# Assigned task
When every entry has been read, print each one back exactly.

(App and web page records)
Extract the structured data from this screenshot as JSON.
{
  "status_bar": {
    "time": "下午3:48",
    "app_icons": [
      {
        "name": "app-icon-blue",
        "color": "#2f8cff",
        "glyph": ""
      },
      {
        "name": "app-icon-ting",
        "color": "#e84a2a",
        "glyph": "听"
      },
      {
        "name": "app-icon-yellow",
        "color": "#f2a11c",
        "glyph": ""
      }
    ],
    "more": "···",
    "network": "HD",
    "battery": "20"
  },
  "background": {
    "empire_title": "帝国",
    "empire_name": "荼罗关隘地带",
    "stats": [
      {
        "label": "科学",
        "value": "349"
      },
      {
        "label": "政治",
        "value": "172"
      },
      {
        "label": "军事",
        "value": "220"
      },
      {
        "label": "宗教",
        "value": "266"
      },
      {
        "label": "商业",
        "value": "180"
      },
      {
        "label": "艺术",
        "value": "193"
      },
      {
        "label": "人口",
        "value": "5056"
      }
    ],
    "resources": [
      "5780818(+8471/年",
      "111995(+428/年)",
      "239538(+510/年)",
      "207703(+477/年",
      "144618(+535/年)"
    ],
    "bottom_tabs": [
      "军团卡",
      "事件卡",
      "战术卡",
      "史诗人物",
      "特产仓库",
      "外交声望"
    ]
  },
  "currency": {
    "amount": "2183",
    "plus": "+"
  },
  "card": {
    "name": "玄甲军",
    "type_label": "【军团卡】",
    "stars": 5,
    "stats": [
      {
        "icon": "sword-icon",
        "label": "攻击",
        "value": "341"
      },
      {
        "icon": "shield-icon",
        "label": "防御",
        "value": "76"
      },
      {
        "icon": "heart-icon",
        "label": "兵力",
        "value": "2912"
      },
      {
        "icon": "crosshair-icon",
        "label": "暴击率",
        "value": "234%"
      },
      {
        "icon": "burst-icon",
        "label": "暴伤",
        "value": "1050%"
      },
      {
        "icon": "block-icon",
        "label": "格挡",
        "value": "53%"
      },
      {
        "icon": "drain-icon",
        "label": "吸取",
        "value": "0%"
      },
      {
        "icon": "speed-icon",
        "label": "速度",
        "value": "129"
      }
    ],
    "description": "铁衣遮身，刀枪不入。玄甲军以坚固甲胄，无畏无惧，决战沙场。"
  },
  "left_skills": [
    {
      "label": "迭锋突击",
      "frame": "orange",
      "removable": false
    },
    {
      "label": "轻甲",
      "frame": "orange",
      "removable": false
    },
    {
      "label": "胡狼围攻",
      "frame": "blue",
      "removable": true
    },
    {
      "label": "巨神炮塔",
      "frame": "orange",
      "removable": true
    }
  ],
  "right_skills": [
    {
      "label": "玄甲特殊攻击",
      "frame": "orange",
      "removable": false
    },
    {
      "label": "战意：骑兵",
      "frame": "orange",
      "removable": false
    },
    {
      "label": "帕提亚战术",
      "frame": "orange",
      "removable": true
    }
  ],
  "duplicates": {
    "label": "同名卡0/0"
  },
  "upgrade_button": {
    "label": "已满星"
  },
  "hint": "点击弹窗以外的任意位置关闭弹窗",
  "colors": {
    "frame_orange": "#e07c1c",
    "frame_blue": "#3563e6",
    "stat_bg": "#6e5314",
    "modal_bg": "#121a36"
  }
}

# The answer
Extract the structured data from this screenshot as JSON.
{
  "status_bar": {
    "time": "下午3:48",
    "app_icons": [
      {
        "name": "app-icon-blue",
        "color": "#2f8cff",
        "glyph": ""
      },
      {
        "name": "app-icon-ting",
        "color": "#e84a2a",
        "glyph": "听"
      },
      {
        "name": "app-icon-yellow",
        "color": "#f2a11c",
        "glyph": ""
      }
    ],
    "more": "···",
    "network": "HD",
    "battery": "20"
  },
  "background": {
    "empire_title": "帝国",
    "empire_name": "荼罗关隘地带",
    "stats": [
      {
        "label": "科学",
        "value": "349"
      },
      {
        "label": "政治",
        "value": "172"
      },
      {
        "label": "军事",
        "value": "220"
      },
      {
        "label": "宗教",
        "value": "266"
      },
      {
        "label": "商业",
        "value": "180"
      },
      {
        "label": "艺术",
        "value": "193"
      },
      {
        "label": "人口",
        "value": "5056"
      }
    ],
    "resources": [
      "5780818(+8471/年",
      "111995(+428/年)",
      "239538(+510/年)",
      "207703(+477/年",
      "144618(+535/年)"
    ],
    "bottom_tabs": [
      "军团卡",
      "事件卡",
      "战术卡",
      "史诗人物",
      "特产仓库",
      "外交声望"
    ]
  },
  "currency": {
    "amount": "2183",
    "plus": "+"
  },
  "card": {
    "name": "玄甲军",
    "type_label": "【军团卡】",
    "stars": 5,
    "stats": [
      {
        "icon": "sword-icon",
        "label": "攻击",
        "value": "341"
      },
      {
        "icon": "shield-icon",
        "label": "防御",
        "value": "76"
      },
      {
        "icon": "heart-icon",
        "label": "兵力",
        "value": "2912"
      },
      {
        "icon": "crosshair-icon",
        "label": "暴击率",
        "value": "234%"
      },
      {
        "icon": "burst-icon",
        "label": "暴伤",
        "value": "1050%"
      },
      {
        "icon": "block-icon",
        "label": "格挡",
        "value": "53%"
      },
      {
        "icon": "drain-icon",
        "label": "吸取",
        "value": "0%"
      },
      {
        "icon": "speed-icon",
        "label": "速度",
        "value": "129"
      }
    ],
    "description": "铁衣遮身，刀枪不入。玄甲军以坚固甲胄，无畏无惧，决战沙场。"
  },
  "left_skills": [
    {
      "label": "迭锋突击",
      "frame": "orange",
      "removable": false
    },
    {
      "label": "轻甲",
      "frame": "orange",
      "removable": false
    },
    {
      "label": "胡狼围攻",
      "frame": "blue",
      "removable": true
    },
    {
      "label": "巨神炮塔",
      "frame": "orange",
      "removable": true
    }
  ],
  "right_skills": [
    {
      "label": "玄甲特殊攻击",
      "frame": "orange",
      "removable": false
    },
    {
      "label": "战意：骑兵",
      "frame": "orange",
      "removable": false
    },
    {
      "label": "帕提亚战术",
      "frame": "orange",
      "removable": true
    }
  ],
  "duplicates": {
    "label": "同名卡0/0"
  },
  "upgrade_button": {
    "label": "已满星"
  },
  "hint": "点击弹窗以外的任意位置关闭弹窗",
  "colors": {
    "frame_orange": "#e07c1c",
    "frame_blue": "#3563e6",
    "stat_bg": "#6e5314",
    "modal_bg": "#121a36"
  }
}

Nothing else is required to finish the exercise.